Speaker: Jim Wilson, a native of Vero Beach, shares his lifelong passion for the 1715 Fleet. Inspired by a childhood encounter with treasure hunter Mel Fisher, Wilson will guide the audience through the fleet's rich history, its catastrophic demise, and the art of treasure hunting. Attendees can expect a vivid recounting of this historical saga and practical tips on metal detecting and beachcombing for relics.
2. Stealing Sharks and Ravaging Rays: A Scientific Assessment of Their Interactions with Florida’s Fisheries
Date: January 30, 2024, 7:00 p.m.
Speaker: Dr. Matt Ajemian from FAU Harbor Branch Oceanographic Institute. With a Ph.D. in Marine Science, Dr. Ajemian will explore the complex relationship between sharks, rays, and Florida's fisheries. His lecture promises to shed light on the shared seafood cravings of these marine creatures and humans, backed by innovative research methods for studying their interactions and promoting coexistence.
About The Emerson Center The Emerson Center, renowned for educational and entertaining programs, invites the community to these events. While admission is free, a $10 donation is suggested. Located at the Unitarian Universalist Fellowship of Vero Beach, this premier venue continues to offer a diverse range of lectures and musical events, fostering enlightenment and enjoyment.
The CWC is a proud sponsor of the E-Series hosted by the Emerson Center.
Join the Pelican Island Audubon Society at their 5th annual conference, "Transforming Landscapes for a Sustainable Future," on January 20, 2024, at the Emerson Center, Vero Beach, FL. Starting at 8 a.m., this event focuses on reducing pollution in Florida's waterways by promoting native plant landscaping over traditional grass lawns.

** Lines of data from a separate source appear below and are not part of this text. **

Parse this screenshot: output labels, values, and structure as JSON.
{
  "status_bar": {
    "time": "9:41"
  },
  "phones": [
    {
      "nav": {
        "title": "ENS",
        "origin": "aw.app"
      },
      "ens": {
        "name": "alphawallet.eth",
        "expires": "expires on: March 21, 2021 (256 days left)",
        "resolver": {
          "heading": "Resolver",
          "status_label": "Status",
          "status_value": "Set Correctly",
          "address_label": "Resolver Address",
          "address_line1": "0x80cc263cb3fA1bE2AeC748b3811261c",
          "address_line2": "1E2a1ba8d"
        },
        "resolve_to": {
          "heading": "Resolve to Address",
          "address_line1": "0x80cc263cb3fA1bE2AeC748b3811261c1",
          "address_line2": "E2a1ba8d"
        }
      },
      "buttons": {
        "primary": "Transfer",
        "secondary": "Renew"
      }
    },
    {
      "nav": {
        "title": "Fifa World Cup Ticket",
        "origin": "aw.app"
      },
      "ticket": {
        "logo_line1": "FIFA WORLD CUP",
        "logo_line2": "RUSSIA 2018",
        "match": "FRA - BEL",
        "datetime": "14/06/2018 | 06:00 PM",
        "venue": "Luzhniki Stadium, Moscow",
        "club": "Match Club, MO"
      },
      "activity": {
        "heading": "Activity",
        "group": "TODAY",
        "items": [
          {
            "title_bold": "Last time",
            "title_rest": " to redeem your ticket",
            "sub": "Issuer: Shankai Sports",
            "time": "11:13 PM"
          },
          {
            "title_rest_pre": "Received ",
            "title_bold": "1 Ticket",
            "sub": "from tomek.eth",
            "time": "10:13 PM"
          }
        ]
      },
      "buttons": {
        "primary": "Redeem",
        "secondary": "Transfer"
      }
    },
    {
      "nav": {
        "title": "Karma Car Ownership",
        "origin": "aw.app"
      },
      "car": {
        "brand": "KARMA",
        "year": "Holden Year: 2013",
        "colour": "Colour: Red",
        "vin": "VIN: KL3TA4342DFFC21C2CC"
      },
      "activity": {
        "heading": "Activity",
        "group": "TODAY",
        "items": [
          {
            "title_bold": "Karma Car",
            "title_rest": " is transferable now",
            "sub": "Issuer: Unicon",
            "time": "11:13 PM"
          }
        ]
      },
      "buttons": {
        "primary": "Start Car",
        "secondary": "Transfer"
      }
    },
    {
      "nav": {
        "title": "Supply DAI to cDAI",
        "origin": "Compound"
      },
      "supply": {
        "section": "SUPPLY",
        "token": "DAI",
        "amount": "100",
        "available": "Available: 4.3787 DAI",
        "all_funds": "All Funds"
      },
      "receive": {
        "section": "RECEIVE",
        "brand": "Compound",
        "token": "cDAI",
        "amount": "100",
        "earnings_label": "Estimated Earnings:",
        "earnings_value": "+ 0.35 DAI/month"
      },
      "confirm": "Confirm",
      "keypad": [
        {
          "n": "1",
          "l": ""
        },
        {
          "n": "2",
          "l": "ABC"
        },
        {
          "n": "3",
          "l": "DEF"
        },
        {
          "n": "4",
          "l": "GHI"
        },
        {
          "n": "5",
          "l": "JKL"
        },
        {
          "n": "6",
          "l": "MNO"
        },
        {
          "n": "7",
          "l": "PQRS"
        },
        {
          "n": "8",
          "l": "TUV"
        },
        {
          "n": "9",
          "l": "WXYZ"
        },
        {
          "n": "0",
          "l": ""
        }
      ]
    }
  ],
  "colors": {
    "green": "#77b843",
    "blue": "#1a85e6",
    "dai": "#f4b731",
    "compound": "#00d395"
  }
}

Key highlights include expert speaker presentations, native plant sale by Native Butterfly Flowers Nursery and Nancy’s Nursery, and practical planting demonstrations. Registration is $25 in advance or $35 at the door, including a box lunch. The conference emphasizes the benefits of native plants in conserving water, reducing the need for fertilizers and herbicides, and supporting local wildlife.
For more details and speaker bios, visit PIAS's website. Free admission is available for HOA board presidents. This event is a crucial initiative towards preserving Florida's unique habitats and waterways.